"We call it a Dick Tracy watch," said Carl Taussig, director of information surfaces at HP Labs in Palo Alto, California, in a reference to the comic-strip detective whose high-tech wristwatch doubled as a two-way radio.

HP expects a prototype of the watch to be ready within a year.

The U.S. military plans to use the prototype with a small group of soldiers first before deciding whether to expand its use of the technology, Taussig said. The watch may eliminate the need for soldiers to carry cumbersome technological gear and backup batteries.

A U.S. Department of Defense spokeswoman said she was not familiar with the project, so it's unclear exactly how the watch would be used by the military.

HP makes the watch's display screen out of plastic, rather than the glass that is the norm for most computer displays on the market today.

"It doesn't break. It's thin. It's potentially flexible," Taussig said of the plastic display.

Flexible solar panels also will be printed onto the watches, using a technology developed by a company called PowerFilm. That company also has developed solar-powered tents for the military, according to its website.

All kinds of consumer electronics may start incorporating plastic instead of glass screens in coming years. The plastic screens have the advantages of being light, using less power and being less destructible. They also use 40 times less raw material than glass displays, Taussig said.
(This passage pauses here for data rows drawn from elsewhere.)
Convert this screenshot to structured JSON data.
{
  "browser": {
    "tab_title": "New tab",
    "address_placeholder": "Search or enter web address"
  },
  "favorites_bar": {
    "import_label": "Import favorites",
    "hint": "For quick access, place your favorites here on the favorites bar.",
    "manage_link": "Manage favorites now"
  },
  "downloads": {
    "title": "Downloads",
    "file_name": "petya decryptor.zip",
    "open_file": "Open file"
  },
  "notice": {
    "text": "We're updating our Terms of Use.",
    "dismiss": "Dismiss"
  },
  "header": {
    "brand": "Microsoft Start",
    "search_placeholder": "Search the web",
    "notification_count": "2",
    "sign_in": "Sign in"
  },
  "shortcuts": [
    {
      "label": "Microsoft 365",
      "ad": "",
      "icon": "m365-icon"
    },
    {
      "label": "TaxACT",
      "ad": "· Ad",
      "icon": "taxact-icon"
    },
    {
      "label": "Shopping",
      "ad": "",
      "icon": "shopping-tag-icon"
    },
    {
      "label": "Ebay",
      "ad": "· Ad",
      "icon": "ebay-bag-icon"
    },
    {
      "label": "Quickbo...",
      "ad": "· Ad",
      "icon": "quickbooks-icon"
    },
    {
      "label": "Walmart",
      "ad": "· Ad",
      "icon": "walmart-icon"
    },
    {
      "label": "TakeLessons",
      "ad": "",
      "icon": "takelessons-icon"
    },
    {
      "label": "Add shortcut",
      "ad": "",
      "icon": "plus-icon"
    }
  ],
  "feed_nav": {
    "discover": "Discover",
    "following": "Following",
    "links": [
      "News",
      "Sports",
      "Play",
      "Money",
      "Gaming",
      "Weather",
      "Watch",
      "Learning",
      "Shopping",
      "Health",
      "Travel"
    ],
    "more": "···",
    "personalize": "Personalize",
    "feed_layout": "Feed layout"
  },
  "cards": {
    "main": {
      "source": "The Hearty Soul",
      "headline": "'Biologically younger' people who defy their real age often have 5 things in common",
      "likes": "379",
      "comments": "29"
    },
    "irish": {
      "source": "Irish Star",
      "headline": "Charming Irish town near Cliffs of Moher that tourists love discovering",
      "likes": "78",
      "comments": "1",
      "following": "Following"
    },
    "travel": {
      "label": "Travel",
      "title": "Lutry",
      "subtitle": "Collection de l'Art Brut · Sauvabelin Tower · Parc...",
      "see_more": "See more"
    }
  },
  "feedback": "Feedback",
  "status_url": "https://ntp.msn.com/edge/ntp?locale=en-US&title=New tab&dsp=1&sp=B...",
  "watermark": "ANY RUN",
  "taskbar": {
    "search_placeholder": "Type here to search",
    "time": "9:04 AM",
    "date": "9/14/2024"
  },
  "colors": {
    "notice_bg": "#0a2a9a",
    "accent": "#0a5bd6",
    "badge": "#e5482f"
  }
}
HP said its plastic-display technology could also be used in laptops, e-readers and commercial signs.

Other companies are working in this space, too.

More than 20 million flexible plastic displays are on the market today, according to Sriram Peruvemba, vice-president of marketing for E Ink, the company that developed the low-power display technology for the Amazon Kindle and many other e-book readers.

So far, all those screens are very small. "These go into wristwatches, they go into memory sticks, they go into shelf labels -- things like that," he said.

Peruvemba expects flexible plastic displays to get larger in coming years, to the point that they can be used in e-book readers and laptop computers.

Taussig said the military watch will be one of the first real-world tests of the technology. He expects the next commercial applications also to be relatively small in terms of screen sizes. Grocery stores, for example, may use plastic screens to display vegetable and fruit prices in the near future, he said.

The screens don't use much power, and store managers could update them more quickly than paper price tags, he said.

HP Labs has been developing a process to "print" the plastic display components for 10 years. The company originally intended to use the technology in portable memory drives, but creating larger screens out of plastic turned out to be a more economical and feasible venture, Taussig said.

The secret to the screens is in what's behind them: a thin strip of metal-coated plastic that's only 50 microns thick -- about half the width of a human hair -- and wraps around a spool.

That layer of material is printed with transistors, the components that tell the screen to display certain images. It is treated with various acid and metal coatings to make it conduct electricity and create clear images. In some ways, the system mimics newspaper production.

"We had to actually build all of the equipment to do this stuff, and that's because no one's ever done it before," Taussig said.